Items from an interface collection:
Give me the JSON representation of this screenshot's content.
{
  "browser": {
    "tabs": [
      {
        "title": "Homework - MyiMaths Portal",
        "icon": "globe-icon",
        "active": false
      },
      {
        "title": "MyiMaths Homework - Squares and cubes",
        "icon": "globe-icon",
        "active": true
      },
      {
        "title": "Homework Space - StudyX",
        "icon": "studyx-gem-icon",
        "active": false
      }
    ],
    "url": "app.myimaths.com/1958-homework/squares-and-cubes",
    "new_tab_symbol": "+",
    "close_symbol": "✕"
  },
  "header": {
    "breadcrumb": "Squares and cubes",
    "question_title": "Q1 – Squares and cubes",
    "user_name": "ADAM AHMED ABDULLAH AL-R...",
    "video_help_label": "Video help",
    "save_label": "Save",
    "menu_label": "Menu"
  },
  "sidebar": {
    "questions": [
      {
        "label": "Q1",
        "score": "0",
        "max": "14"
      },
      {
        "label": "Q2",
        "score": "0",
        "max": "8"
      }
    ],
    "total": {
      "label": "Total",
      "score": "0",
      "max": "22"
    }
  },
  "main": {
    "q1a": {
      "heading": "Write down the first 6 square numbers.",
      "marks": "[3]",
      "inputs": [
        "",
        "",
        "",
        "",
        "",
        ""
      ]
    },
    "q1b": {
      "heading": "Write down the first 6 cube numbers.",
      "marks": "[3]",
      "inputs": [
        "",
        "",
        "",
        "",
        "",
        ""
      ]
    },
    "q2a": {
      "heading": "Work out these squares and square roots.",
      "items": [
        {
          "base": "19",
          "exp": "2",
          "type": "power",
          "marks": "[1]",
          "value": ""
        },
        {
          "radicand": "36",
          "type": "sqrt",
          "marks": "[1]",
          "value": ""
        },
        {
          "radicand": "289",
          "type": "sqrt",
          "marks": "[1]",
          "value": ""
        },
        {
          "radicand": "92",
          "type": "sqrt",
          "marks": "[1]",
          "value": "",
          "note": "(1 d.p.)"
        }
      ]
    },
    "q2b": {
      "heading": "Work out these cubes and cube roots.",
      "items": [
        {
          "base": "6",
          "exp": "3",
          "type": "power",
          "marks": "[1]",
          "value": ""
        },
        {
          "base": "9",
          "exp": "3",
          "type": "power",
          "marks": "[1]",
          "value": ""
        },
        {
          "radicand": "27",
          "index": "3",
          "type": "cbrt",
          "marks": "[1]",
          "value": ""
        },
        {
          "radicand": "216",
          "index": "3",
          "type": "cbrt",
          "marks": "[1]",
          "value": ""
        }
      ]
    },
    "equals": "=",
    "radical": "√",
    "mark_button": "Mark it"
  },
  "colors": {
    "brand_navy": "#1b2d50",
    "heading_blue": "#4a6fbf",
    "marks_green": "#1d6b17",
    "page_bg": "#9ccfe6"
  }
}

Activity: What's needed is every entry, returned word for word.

Final answer:
Give me the JSON representation of this screenshot's content.
{
  "browser": {
    "tabs": [
      {
        "title": "Homework - MyiMaths Portal",
        "icon": "globe-icon",
        "active": false
      },
      {
        "title": "MyiMaths Homework - Squares and cubes",
        "icon": "globe-icon",
        "active": true
      },
      {
        "title": "Homework Space - StudyX",
        "icon": "studyx-gem-icon",
        "active": false
      }
    ],
    "url": "app.myimaths.com/1958-homework/squares-and-cubes",
    "new_tab_symbol": "+",
    "close_symbol": "✕"
  },
  "header": {
    "breadcrumb": "Squares and cubes",
    "question_title": "Q1 – Squares and cubes",
    "user_name": "ADAM AHMED ABDULLAH AL-R...",
    "video_help_label": "Video help",
    "save_label": "Save",
    "menu_label": "Menu"
  },
  "sidebar": {
    "questions": [
      {
        "label": "Q1",
        "score": "0",
        "max": "14"
      },
      {
        "label": "Q2",
        "score": "0",
        "max": "8"
      }
    ],
    "total": {
      "label": "Total",
      "score": "0",
      "max": "22"
    }
  },
  "main": {
    "q1a": {
      "heading": "Write down the first 6 square numbers.",
      "marks": "[3]",
      "inputs": [
        "",
        "",
        "",
        "",
        "",
        ""
      ]
    },
    "q1b": {
      "heading": "Write down the first 6 cube numbers.",
      "marks": "[3]",
      "inputs": [
        "",
        "",
        "",
        "",
        "",
        ""
      ]
    },
    "q2a": {
      "heading": "Work out these squares and square roots.",
      "items": [
        {
          "base": "19",
          "exp": "2",
          "type": "power",
          "marks": "[1]",
          "value": ""
        },
        {
          "radicand": "36",
          "type": "sqrt",
          "marks": "[1]",
          "value": ""
        },
        {
          "radicand": "289",
          "type": "sqrt",
          "marks": "[1]",
          "value": ""
        },
        {
          "radicand": "92",
          "type": "sqrt",
          "marks": "[1]",
          "value": "",
          "note": "(1 d.p.)"
        }
      ]
    },
    "q2b": {
      "heading": "Work out these cubes and cube roots.",
      "items": [
        {
          "base": "6",
          "exp": "3",
          "type": "power",
          "marks": "[1]",
          "value": ""
        },
        {
          "base": "9",
          "exp": "3",
          "type": "power",
          "marks": "[1]",
          "value": ""
        },
        {
          "radicand": "27",
          "index": "3",
          "type": "cbrt",
          "marks": "[1]",
          "value": ""
        },
        {
          "radicand": "216",
          "index": "3",
          "type": "cbrt",
          "marks": "[1]",
          "value": ""
        }
      ]
    },
    "equals": "=",
    "radical": "√",
    "mark_button": "Mark it"
  },
  "colors": {
    "brand_navy": "#1b2d50",
    "heading_blue": "#4a6fbf",
    "marks_green": "#1d6b17",
    "page_bg": "#9ccfe6"
  }
}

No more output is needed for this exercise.